* INFORMATION SUPPLIED
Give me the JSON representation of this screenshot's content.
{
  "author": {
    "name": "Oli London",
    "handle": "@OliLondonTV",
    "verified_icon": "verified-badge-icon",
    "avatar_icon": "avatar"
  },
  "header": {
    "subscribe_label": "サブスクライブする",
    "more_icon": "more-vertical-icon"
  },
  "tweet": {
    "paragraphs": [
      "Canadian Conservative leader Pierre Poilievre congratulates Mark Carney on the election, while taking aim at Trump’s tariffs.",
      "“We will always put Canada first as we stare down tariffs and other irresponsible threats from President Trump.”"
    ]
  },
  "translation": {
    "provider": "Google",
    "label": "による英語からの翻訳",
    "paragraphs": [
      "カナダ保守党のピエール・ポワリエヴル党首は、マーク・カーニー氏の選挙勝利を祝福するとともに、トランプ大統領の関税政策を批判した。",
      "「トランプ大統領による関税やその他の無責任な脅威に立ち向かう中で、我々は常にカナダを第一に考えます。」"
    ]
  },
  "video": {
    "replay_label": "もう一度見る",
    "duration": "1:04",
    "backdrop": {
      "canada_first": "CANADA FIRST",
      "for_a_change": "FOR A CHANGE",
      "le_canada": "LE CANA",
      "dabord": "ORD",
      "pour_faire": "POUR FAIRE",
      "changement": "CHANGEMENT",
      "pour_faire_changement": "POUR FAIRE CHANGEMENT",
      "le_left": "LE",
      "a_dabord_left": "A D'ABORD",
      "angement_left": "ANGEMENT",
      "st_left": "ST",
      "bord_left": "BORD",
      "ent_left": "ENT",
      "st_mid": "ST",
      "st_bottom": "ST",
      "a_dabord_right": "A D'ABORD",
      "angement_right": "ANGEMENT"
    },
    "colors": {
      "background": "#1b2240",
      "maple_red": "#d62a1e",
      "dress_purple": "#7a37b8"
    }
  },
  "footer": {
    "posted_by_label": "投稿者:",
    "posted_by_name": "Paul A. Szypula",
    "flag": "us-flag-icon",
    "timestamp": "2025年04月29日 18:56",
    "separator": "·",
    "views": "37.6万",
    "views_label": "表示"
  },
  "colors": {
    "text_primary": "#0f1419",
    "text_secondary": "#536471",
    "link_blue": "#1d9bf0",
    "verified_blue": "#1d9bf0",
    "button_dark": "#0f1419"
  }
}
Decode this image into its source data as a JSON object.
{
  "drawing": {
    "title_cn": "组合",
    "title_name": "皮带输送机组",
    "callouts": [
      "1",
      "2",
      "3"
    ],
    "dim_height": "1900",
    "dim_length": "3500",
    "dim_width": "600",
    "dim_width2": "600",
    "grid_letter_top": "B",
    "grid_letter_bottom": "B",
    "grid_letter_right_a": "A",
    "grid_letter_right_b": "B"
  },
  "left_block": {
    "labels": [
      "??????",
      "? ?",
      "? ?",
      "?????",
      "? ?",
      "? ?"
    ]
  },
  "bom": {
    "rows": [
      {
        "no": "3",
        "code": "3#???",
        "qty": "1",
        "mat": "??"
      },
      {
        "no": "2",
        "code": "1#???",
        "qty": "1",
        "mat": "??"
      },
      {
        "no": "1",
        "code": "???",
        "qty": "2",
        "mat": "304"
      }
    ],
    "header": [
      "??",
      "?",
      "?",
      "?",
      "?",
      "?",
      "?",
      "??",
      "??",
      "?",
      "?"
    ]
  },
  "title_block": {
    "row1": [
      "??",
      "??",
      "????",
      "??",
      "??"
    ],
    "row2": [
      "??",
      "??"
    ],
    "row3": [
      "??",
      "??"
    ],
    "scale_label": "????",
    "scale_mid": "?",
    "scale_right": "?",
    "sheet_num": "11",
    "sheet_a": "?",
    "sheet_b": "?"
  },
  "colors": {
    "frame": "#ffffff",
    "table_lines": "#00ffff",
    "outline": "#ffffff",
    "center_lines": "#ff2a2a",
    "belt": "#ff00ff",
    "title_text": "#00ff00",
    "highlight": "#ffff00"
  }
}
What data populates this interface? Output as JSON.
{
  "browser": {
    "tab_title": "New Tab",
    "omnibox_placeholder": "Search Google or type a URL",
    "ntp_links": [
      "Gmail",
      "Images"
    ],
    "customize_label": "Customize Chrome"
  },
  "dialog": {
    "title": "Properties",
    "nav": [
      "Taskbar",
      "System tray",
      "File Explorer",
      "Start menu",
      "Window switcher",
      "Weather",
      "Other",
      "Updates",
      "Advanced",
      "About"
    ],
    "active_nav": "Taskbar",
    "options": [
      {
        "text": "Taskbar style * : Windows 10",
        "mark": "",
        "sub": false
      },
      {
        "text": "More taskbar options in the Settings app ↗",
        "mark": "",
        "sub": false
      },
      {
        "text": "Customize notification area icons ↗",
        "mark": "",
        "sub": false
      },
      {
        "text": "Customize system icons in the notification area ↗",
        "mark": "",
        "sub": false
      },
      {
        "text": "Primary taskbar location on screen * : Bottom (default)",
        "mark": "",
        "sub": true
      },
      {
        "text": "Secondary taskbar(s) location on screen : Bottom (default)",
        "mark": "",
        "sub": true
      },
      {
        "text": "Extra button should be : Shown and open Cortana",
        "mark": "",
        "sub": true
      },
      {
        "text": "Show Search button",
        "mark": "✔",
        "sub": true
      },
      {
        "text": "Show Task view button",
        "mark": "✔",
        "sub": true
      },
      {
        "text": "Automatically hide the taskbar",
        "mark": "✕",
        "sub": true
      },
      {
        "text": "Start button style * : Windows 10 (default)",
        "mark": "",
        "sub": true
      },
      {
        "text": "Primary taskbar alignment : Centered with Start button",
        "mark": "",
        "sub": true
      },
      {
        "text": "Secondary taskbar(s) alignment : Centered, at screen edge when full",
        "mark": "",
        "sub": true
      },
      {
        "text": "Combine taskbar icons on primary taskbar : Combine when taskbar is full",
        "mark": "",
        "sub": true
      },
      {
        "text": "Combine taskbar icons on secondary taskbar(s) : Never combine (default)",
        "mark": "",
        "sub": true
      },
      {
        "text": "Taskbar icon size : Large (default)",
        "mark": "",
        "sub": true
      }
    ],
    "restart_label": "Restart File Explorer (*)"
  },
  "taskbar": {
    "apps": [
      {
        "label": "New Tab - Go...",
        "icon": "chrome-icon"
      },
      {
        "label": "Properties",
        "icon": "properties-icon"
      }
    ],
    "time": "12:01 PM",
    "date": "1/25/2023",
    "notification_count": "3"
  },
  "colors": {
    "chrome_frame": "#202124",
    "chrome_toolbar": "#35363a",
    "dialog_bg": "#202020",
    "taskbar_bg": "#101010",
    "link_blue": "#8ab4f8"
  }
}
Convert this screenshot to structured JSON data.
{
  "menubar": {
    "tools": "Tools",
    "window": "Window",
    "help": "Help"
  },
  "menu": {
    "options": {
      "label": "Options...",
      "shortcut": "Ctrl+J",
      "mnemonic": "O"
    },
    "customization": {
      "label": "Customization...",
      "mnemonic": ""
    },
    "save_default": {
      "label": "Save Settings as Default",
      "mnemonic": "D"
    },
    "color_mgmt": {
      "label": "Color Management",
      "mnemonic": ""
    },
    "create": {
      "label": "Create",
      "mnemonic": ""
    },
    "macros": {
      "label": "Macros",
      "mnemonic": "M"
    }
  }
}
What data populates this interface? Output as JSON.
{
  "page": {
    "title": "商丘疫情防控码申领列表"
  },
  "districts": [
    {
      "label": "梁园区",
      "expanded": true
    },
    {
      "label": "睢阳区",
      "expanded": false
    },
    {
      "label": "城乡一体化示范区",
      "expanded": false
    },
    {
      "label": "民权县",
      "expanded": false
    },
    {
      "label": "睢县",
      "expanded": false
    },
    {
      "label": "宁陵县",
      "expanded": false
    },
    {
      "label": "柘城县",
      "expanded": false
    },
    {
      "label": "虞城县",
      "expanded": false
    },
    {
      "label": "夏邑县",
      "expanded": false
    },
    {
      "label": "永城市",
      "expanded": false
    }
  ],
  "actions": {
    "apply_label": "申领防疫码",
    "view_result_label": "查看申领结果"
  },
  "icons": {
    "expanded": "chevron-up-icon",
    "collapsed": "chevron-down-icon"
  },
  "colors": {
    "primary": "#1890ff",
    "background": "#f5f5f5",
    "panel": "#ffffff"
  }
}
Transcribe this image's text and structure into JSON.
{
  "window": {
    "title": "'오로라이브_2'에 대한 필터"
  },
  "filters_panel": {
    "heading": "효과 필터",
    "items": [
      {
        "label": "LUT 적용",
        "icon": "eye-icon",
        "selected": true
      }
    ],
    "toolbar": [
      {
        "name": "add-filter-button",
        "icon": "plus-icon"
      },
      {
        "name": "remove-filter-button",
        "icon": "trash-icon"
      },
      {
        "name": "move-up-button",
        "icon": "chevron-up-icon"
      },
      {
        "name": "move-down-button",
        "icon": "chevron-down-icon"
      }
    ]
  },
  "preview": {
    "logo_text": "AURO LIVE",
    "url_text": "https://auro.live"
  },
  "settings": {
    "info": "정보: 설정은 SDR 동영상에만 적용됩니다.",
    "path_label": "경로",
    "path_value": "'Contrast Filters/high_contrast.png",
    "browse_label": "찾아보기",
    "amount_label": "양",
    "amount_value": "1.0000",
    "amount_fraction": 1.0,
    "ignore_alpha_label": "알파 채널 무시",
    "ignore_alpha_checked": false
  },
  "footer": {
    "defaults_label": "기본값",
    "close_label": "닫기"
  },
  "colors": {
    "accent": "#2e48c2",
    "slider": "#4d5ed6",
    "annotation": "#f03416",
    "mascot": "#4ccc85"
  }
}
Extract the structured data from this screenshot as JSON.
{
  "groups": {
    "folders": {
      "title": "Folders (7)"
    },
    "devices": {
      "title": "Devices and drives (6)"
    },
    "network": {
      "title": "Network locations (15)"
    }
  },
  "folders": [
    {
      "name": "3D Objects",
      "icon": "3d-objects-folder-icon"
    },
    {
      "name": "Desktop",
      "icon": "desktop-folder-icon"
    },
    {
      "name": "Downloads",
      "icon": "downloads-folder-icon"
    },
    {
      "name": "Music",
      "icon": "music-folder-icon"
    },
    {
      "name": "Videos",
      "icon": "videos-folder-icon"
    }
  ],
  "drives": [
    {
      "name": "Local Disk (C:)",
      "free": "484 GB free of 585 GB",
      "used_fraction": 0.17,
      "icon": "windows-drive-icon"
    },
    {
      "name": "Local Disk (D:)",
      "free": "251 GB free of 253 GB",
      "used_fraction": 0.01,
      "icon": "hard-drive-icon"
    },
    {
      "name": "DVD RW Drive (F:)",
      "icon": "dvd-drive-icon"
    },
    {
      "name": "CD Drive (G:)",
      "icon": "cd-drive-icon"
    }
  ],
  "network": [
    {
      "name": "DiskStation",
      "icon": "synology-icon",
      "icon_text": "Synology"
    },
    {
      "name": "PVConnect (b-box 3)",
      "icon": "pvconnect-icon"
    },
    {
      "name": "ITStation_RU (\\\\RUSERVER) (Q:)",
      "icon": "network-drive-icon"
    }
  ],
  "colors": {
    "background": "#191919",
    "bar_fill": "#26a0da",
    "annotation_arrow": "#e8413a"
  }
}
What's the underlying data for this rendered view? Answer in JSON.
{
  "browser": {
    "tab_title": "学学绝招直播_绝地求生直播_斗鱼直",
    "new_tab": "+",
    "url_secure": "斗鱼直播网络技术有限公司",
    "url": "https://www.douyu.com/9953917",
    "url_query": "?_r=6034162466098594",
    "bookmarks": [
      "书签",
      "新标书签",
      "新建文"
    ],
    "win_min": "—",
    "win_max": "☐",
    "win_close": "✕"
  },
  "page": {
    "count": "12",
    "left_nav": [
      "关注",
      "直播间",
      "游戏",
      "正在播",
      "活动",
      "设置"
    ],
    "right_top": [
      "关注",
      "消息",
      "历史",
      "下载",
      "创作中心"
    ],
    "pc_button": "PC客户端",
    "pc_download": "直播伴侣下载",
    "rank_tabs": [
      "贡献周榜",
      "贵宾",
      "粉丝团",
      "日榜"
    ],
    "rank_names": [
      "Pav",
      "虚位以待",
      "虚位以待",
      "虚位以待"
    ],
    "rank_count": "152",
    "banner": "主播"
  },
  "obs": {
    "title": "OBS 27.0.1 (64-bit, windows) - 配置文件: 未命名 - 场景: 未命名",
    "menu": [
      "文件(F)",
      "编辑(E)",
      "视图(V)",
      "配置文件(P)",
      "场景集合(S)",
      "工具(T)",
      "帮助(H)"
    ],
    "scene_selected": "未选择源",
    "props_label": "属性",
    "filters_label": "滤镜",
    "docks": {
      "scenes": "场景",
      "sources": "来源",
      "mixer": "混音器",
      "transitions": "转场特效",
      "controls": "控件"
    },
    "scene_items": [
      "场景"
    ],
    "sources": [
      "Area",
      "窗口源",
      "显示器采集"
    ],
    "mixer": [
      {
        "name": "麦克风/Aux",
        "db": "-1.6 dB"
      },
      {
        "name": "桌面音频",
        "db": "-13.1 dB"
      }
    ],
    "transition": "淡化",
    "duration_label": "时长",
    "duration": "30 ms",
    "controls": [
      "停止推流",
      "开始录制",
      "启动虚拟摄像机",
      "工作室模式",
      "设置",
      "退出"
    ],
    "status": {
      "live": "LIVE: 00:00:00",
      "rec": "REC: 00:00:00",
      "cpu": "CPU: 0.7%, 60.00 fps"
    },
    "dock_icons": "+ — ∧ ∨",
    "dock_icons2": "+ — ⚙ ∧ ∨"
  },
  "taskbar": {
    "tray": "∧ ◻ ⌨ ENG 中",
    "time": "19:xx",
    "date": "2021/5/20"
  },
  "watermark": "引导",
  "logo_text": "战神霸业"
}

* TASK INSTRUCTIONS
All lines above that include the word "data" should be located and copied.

* OUTPUT FOR THIS EXERCISE
Decode this image into its source data as a JSON object.
What data populates this interface? Output as JSON.
Convert this screenshot to structured JSON data.
What data populates this interface? Output as JSON.
Extract the structured data from this screenshot as JSON.
What's the underlying data for this rendered view? Answer in JSON.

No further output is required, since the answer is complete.